The Markets in Financial Instruments Directive (MiFID) is a European directive for the regulation of investment services and regulated markets. The revision of the MiFID Directive and the introduction of the European Markets in Financial Instruments Regulation (MiFIR), together with a large package of lower-level regulations, are referred to as MiFID II. MiFID II aims to make European financial markets more transparent and better protect investors. All financial institutions must follow MiFID II if they want to offer investment products. MiFID II has been applicable in the Netherlands since January 3, 2018.

What is MiFID II?

In November 2007, MiFID came into force in all European Union member states. MiFID replaced the Investment Services Directive (ISD) from 1993. In the Netherlands, the Markets in Financial Instruments Directive (MiFID) has largely been implemented in the Financial Supervision Act (Wft) and its implementing regulations, such as the Bgfo. Because an evaluation conducted in 2010 revealed a number of shortcomings, including in the area of transparency and because of technological developments, the directive was revised and replaced by MiFID II. The principles of MiFID I have been retained under MiFID II, but they have been further strengthened in a number of areas.

Investor protection has increased due to the tightened and new regulations. For example, investment firms must provide more information about the cost of an investment service and the independence of their advice.

What is the aim of the MiFID II directive?

MiFID II ensures that financial markets function better by making them more efficient, stable and transparent. Investor protection is at the heart of MiFID II. One of the requirements within this regulation is that financial institutions must comprehensively document their services and make this information available to their clients. Since the introduction of MiFID II, every investment product must be reviewed, approved and attributed to a particular market before it can be rolled out in the market.

What is the scope of MiFID II?

Markets in Financial Instruments Directive II regulates trading in financial instruments. The directive and regulation include rules for providing investment services and performing investment activities. There are also rules for operating trading venues, such as stock exchanges. The revised rules cover virtually all aspects of trading in financial instruments within the European Union and apply to all parties engaged in investment services and activities, from banks and asset managers to exchanges and trading venues.

How is MiFID II structured?

MiFID 2 has a layered structure. The main rules are contained in the MiFID 2 directive and the MiFIR regulation, known as the level 1 regulation. The regulation has direct effect in all member states of the European Union, while the directive must be implemented by each member state in national legislation.

A large part of the topics are further elaborated in the so-called delegated acts, the “level 2 regulations”. This involves another approximately 50 regulations and one delegated directive. In addition, the European Securities Markets Authority ESMA has issued several guidelines and various Q&As, the “level 3 regulations”. The whole package of regulations makes it very complex to have a complete and correct picture of the applicable rules and thus to comply with the set requirements.

What are the key focus areas of MiFID II?

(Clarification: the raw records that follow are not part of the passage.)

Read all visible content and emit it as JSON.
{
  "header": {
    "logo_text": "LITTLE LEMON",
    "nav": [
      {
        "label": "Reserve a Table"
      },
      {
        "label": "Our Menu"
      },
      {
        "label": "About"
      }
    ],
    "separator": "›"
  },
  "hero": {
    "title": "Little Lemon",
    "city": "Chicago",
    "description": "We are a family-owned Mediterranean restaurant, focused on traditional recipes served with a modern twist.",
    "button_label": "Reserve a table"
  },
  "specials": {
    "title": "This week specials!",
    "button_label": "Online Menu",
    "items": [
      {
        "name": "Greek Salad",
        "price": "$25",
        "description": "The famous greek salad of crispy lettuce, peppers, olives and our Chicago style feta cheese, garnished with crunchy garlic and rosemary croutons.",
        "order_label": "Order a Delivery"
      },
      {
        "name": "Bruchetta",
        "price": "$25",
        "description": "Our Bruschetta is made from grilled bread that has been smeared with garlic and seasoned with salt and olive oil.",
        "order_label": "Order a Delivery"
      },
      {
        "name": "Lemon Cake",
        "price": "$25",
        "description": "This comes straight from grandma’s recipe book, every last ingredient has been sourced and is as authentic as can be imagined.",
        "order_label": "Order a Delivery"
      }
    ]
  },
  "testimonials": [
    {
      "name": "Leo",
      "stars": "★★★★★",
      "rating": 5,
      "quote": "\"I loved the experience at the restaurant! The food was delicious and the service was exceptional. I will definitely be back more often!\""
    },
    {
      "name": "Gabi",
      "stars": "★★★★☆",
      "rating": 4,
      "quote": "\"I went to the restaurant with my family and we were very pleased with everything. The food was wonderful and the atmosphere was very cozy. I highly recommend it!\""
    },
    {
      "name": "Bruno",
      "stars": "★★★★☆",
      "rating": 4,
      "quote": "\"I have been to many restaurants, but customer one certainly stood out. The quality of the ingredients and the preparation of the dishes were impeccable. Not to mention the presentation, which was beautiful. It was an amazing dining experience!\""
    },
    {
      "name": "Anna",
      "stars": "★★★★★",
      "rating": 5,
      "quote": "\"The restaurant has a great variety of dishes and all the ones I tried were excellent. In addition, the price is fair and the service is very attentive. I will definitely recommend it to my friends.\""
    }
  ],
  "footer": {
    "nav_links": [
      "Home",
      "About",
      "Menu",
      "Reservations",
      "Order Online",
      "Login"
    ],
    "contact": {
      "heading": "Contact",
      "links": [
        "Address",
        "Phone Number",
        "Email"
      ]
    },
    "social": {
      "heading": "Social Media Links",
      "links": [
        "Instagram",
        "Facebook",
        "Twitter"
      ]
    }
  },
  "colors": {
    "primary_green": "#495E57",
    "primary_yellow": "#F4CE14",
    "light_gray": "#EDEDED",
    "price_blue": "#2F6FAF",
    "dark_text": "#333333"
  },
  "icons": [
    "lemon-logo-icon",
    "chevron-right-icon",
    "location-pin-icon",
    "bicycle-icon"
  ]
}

MiFID II directive contains important concerns regarding the transparency of capital markets and investor protection. For example, there are rules regarding cost transparency, investment advice and professional competence of staff with client contact. Also, the best execution obligation under MiFID II has been expanded and tightened. In terms of market structure and transparency of financial markets, MiFID II has expanded the licensing requirements for proprietary traders and introduces a new trading platform, the Organised Trading Facility (OTF). It also expands transaction reporting to regulators and requires every legal entity customer to have a Legal Entity Identifier (LEI) when transactions are executed on the exchange for or by the customer.

Who supervises compliance with MiFID II?

In the Netherlands, the Dutch Authority for the Financial Markets (AFM) supervises compliance with MiFID 2. According to the regulator, the regulations are “comprehensive and complex”. In its supervision, the AFM pays particular attention to protecting investors and implementing safeguards for the proper functioning of capital markets. With regard to investor protection, cost transparency and product development are  key areas of MiFID II supervision. In the area of capital markets, the regulator is looking in particular at market transparency, transaction reporting and regulation of orderly market structure.

Want to know more?

If you want to learn more about MiFID II and its implications, you can follow our MiFID II Awareness e-learning. For personal advice, please feel free to get in touch.